Your music is rooted in jazz, but there are a lot of other genres in it. What other kinds of music inspire you?
Martin Listabarth: I’m someone who’s constantly looking for music that fascinates me. In jazz, it’s mostly musicians who have very strong melodies in their pieces – often musicians who have integrated elements of their folk music into their own work. I think of the pianist Tigran Hamasyan, who is very influenced by his Armenian heritage and goes back to the melodies of his childhood again and again. He’s a great example of how you can combine a high degree of complexity with clear, approachable melodies. The Israeli pianists Shai Maestro and Omer Klein are in the same category for me.
I also listen to a lot of classical music; I love the Impressionist composers, like Claude Debussy and Maurice Ravel, the most. In terms of pop, I’ve been listening to bands like Radiohead since I was a teenager. I find the harmonies that they use in their pieces really interesting, as well as the way they structure their songs.
“The music evokes pictures familiar to all of us.”
You’ve developed a unique musical language that goes beyond your albums, and it works both in a solo context and with a band.
Martin Listabarth: I think the two solo albums were very important for my development. I was able to focus completely on myself and my instrument, so it was easier to find my own language. Now, where it’s more defined, it’s easier for me to pursue that style with my fellow musicians – and they enrich it with their input.
Your music is very atmospheric; it doesn’t need words in order to be understood. How do audiences react to it?
Martin Listabarth: I feel like the music is well received because it evokes pictures that are familiar to all of us. That makes it easier for the audience to find an approach to it. It’s always interesting to see what people say after the concert; I love it when they say they heard this or that in the music – and when the things they heard were the things I was thinking about when I was writing or playing the pieces. But I find it just as interesting when the opposite happens, when they hear something totally different. I think it’s wonderful when music can serve as the springboard into another world.
“I hadn’t thought about where it would lead.”

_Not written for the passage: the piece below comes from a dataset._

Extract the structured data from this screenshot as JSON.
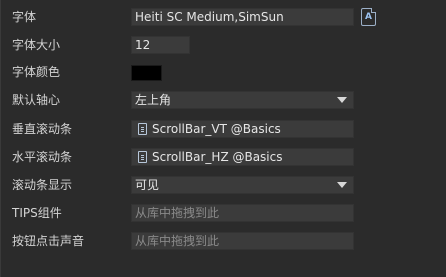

You released your first album in 2019; now, you’re playing successful concerts all over Europe and you’ve made a name for yourself in the scene. It seems like your rise has been very quick. Did you imagine this happening to you?
Martin Listabarth: No, of course not. When I made my first album, I hadn’t thought a lot about where it would all lead. It was more that I felt ready to record my own music for the first time. I just wanted to have something tangible that I could share with other people, without thinking at all about what I wanted to accomplish with it. From that point on, really great things took shape, and they motivated me to stick with and develop myself further. Not just musically, but in terms of staying alert for chances to play my music live.
Postcards will be released on June 2nd; on June 16th you’re playing a release concert at RadioKulturhaus. Do you have other concerts booked?
Martin Listabarth: I’m still in the booking process. I can’t share too many confirmed dates yet, but I do intend to organize several concerts for the fall. And I’m optimistic that we’ll be able to organize some things.
Michael Ternai, translated from the German original by Philip Yaeger.